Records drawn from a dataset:
# # #

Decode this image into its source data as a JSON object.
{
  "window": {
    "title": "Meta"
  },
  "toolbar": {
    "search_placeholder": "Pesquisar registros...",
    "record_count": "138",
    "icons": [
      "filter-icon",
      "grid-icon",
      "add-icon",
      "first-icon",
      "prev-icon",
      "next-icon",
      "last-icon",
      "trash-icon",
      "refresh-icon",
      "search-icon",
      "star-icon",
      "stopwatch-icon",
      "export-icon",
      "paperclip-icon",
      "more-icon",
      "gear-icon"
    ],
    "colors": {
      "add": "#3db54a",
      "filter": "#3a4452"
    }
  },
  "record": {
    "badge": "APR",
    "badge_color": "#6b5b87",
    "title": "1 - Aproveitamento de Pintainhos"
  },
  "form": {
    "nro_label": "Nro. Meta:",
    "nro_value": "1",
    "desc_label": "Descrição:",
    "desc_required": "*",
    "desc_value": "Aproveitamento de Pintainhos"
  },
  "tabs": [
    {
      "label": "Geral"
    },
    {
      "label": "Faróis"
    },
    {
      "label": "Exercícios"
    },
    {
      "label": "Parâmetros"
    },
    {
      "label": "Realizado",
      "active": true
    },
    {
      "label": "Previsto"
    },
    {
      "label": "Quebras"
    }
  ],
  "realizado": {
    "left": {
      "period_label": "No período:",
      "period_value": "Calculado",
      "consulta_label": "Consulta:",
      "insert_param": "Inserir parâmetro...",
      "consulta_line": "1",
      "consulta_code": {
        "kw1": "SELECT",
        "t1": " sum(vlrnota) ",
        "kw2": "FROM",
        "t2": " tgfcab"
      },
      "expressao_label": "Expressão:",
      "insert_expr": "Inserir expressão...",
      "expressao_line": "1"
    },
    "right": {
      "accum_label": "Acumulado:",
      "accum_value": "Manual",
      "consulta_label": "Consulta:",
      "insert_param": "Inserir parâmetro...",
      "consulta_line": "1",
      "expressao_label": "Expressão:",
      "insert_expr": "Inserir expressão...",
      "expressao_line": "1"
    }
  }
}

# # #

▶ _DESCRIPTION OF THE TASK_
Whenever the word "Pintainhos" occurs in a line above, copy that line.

▶ _REPLY_
    "title": "1 - Aproveitamento de Pintainhos"
    "desc_value": "Aproveitamento de Pintainhos"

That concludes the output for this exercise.